» **Problem to work on**:
Nothing but an exact repeat of the entries below should appear in your answer.

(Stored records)
------------
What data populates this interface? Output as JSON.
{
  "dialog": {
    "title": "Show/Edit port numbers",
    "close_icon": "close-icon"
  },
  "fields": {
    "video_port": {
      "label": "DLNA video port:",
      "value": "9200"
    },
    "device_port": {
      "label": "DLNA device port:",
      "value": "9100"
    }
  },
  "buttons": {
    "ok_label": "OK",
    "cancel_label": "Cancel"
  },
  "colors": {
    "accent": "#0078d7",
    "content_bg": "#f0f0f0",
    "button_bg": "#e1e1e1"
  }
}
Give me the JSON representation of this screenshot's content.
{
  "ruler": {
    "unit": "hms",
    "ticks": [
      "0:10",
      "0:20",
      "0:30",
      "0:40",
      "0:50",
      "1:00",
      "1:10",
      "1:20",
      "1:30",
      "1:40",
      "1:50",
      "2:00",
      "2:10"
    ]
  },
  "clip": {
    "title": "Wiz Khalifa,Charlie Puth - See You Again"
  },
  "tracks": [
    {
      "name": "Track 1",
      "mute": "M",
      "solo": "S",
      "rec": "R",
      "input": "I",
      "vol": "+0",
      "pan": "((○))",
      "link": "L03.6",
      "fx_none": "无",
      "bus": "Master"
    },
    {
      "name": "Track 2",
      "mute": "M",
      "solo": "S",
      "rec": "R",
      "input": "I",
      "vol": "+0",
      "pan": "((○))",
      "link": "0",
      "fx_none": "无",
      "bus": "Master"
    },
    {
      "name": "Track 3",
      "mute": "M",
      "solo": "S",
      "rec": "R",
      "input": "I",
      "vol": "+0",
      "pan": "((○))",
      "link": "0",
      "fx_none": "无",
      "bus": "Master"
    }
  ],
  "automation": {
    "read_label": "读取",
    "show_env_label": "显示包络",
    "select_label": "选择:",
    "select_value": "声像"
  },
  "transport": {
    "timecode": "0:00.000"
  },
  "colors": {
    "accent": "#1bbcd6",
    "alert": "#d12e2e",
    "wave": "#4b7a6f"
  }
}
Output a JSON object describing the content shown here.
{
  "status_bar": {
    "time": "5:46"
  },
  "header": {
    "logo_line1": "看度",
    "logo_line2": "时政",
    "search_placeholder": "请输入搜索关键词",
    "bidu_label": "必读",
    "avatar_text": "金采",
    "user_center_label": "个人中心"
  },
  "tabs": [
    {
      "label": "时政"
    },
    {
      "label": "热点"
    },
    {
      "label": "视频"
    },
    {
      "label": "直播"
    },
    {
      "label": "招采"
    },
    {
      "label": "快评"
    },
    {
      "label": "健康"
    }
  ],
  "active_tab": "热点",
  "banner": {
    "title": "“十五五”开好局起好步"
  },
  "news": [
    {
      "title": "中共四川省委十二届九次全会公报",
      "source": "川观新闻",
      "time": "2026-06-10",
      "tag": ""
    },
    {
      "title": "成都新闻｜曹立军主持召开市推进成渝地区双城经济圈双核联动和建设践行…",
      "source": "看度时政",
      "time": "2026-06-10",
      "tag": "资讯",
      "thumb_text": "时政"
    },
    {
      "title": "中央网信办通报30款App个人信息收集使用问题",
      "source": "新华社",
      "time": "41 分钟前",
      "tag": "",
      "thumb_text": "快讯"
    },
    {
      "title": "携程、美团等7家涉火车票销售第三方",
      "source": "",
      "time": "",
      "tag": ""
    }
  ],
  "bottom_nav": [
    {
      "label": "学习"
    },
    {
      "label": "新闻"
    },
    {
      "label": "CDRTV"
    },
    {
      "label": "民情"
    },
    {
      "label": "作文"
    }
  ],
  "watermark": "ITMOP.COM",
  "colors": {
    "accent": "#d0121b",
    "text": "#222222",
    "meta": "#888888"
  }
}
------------
» **Solution**:
What data populates this interface? Output as JSON.
{
  "dialog": {
    "title": "Show/Edit port numbers",
    "close_icon": "close-icon"
  },
  "fields": {
    "video_port": {
      "label": "DLNA video port:",
      "value": "9200"
    },
    "device_port": {
      "label": "DLNA device port:",
      "value": "9100"
    }
  },
  "buttons": {
    "ok_label": "OK",
    "cancel_label": "Cancel"
  },
  "colors": {
    "accent": "#0078d7",
    "content_bg": "#f0f0f0",
    "button_bg": "#e1e1e1"
  }
}
Give me the JSON representation of this screenshot's content.
{
  "ruler": {
    "unit": "hms",
    "ticks": [
      "0:10",
      "0:20",
      "0:30",
      "0:40",
      "0:50",
      "1:00",
      "1:10",
      "1:20",
      "1:30",
      "1:40",
      "1:50",
      "2:00",
      "2:10"
    ]
  },
  "clip": {
    "title": "Wiz Khalifa,Charlie Puth - See You Again"
  },
  "tracks": [
    {
      "name": "Track 1",
      "mute": "M",
      "solo": "S",
      "rec": "R",
      "input": "I",
      "vol": "+0",
      "pan": "((○))",
      "link": "L03.6",
      "fx_none": "无",
      "bus": "Master"
    },
    {
      "name": "Track 2",
      "mute": "M",
      "solo": "S",
      "rec": "R",
      "input": "I",
      "vol": "+0",
      "pan": "((○))",
      "link": "0",
      "fx_none": "无",
      "bus": "Master"
    },
    {
      "name": "Track 3",
      "mute": "M",
      "solo": "S",
      "rec": "R",
      "input": "I",
      "vol": "+0",
      "pan": "((○))",
      "link": "0",
      "fx_none": "无",
      "bus": "Master"
    }
  ],
  "automation": {
    "read_label": "读取",
    "show_env_label": "显示包络",
    "select_label": "选择:",
    "select_value": "声像"
  },
  "transport": {
    "timecode": "0:00.000"
  },
  "colors": {
    "accent": "#1bbcd6",
    "alert": "#d12e2e",
    "wave": "#4b7a6f"
  }
}
Output a JSON object describing the content shown here.
{
  "status_bar": {
    "time": "5:46"
  },
  "header": {
    "logo_line1": "看度",
    "logo_line2": "时政",
    "search_placeholder": "请输入搜索关键词",
    "bidu_label": "必读",
    "avatar_text": "金采",
    "user_center_label": "个人中心"
  },
  "tabs": [
    {
      "label": "时政"
    },
    {
      "label": "热点"
    },
    {
      "label": "视频"
    },
    {
      "label": "直播"
    },
    {
      "label": "招采"
    },
    {
      "label": "快评"
    },
    {
      "label": "健康"
    }
  ],
  "active_tab": "热点",
  "banner": {
    "title": "“十五五”开好局起好步"
  },
  "news": [
    {
      "title": "中共四川省委十二届九次全会公报",
      "source": "川观新闻",
      "time": "2026-06-10",
      "tag": ""
    },
    {
      "title": "成都新闻｜曹立军主持召开市推进成渝地区双城经济圈双核联动和建设践行…",
      "source": "看度时政",
      "time": "2026-06-10",
      "tag": "资讯",
      "thumb_text": "时政"
    },
    {
      "title": "中央网信办通报30款App个人信息收集使用问题",
      "source": "新华社",
      "time": "41 分钟前",
      "tag": "",
      "thumb_text": "快讯"
    },
    {
      "title": "携程、美团等7家涉火车票销售第三方",
      "source": "",
      "time": "",
      "tag": ""
    }
  ],
  "bottom_nav": [
    {
      "label": "学习"
    },
    {
      "label": "新闻"
    },
    {
      "label": "CDRTV"
    },
    {
      "label": "民情"
    },
    {
      "label": "作文"
    }
  ],
  "watermark": "ITMOP.COM",
  "colors": {
    "accent": "#d0121b",
    "text": "#222222",
    "meta": "#888888"
  }
}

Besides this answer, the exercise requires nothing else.